> WHAT TO DO:
Would you reproduce all of the entries exactly?

> DATASET:

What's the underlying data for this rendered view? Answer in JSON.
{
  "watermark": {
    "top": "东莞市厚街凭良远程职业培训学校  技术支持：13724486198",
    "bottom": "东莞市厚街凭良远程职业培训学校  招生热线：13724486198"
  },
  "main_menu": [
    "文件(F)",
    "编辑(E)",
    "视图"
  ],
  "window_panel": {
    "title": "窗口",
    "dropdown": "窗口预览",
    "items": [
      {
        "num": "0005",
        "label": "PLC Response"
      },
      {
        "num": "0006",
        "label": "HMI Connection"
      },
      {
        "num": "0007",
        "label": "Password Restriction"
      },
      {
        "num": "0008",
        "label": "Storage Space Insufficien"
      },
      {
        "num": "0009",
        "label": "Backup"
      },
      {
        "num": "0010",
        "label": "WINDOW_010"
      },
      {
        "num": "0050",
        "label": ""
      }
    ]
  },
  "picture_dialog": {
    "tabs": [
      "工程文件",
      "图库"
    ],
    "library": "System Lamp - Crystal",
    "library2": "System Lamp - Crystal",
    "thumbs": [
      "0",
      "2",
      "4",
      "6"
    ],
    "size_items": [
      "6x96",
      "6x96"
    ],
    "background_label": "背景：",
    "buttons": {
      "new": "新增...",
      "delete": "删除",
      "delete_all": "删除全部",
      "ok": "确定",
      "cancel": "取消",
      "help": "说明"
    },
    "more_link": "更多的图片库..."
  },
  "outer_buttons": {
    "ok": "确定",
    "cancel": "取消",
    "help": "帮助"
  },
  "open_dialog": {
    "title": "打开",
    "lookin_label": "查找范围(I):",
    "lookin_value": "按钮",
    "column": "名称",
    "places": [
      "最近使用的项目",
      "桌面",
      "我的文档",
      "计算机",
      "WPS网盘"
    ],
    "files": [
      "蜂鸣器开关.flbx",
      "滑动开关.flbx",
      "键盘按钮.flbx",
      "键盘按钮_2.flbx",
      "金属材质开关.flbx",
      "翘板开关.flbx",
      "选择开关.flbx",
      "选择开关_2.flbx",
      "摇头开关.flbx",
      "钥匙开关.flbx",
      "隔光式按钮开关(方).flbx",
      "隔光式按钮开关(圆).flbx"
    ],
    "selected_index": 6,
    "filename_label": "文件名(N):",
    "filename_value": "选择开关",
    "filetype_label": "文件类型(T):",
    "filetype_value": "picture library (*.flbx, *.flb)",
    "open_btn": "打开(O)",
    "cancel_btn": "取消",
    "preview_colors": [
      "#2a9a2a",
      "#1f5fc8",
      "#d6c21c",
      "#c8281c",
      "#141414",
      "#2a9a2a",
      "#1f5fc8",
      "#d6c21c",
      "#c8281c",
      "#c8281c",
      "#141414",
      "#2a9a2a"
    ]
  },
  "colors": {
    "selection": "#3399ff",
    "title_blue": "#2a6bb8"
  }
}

> EXERCISE SOLUTION:
What's the underlying data for this rendered view? Answer in JSON.
{
  "watermark": {
    "top": "东莞市厚街凭良远程职业培训学校  技术支持：13724486198",
    "bottom": "东莞市厚街凭良远程职业培训学校  招生热线：13724486198"
  },
  "main_menu": [
    "文件(F)",
    "编辑(E)",
    "视图"
  ],
  "window_panel": {
    "title": "窗口",
    "dropdown": "窗口预览",
    "items": [
      {
        "num": "0005",
        "label": "PLC Response"
      },
      {
        "num": "0006",
        "label": "HMI Connection"
      },
      {
        "num": "0007",
        "label": "Password Restriction"
      },
      {
        "num": "0008",
        "label": "Storage Space Insufficien"
      },
      {
        "num": "0009",
        "label": "Backup"
      },
      {
        "num": "0010",
        "label": "WINDOW_010"
      },
      {
        "num": "0050",
        "label": ""
      }
    ]
  },
  "picture_dialog": {
    "tabs": [
      "工程文件",
      "图库"
    ],
    "library": "System Lamp - Crystal",
    "library2": "System Lamp - Crystal",
    "thumbs": [
      "0",
      "2",
      "4",
      "6"
    ],
    "size_items": [
      "6x96",
      "6x96"
    ],
    "background_label": "背景：",
    "buttons": {
      "new": "新增...",
      "delete": "删除",
      "delete_all": "删除全部",
      "ok": "确定",
      "cancel": "取消",
      "help": "说明"
    },
    "more_link": "更多的图片库..."
  },
  "outer_buttons": {
    "ok": "确定",
    "cancel": "取消",
    "help": "帮助"
  },
  "open_dialog": {
    "title": "打开",
    "lookin_label": "查找范围(I):",
    "lookin_value": "按钮",
    "column": "名称",
    "places": [
      "最近使用的项目",
      "桌面",
      "我的文档",
      "计算机",
      "WPS网盘"
    ],
    "files": [
      "蜂鸣器开关.flbx",
      "滑动开关.flbx",
      "键盘按钮.flbx",
      "键盘按钮_2.flbx",
      "金属材质开关.flbx",
      "翘板开关.flbx",
      "选择开关.flbx",
      "选择开关_2.flbx",
      "摇头开关.flbx",
      "钥匙开关.flbx",
      "隔光式按钮开关(方).flbx",
      "隔光式按钮开关(圆).flbx"
    ],
    "selected_index": 6,
    "filename_label": "文件名(N):",
    "filename_value": "选择开关",
    "filetype_label": "文件类型(T):",
    "filetype_value": "picture library (*.flbx, *.flb)",
    "open_btn": "打开(O)",
    "cancel_btn": "取消",
    "preview_colors": [
      "#2a9a2a",
      "#1f5fc8",
      "#d6c21c",
      "#c8281c",
      "#141414",
      "#2a9a2a",
      "#1f5fc8",
      "#d6c21c",
      "#c8281c",
      "#c8281c",
      "#141414",
      "#2a9a2a"
    ]
  },
  "colors": {
    "selection": "#3399ff",
    "title_blue": "#2a6bb8"
  }
}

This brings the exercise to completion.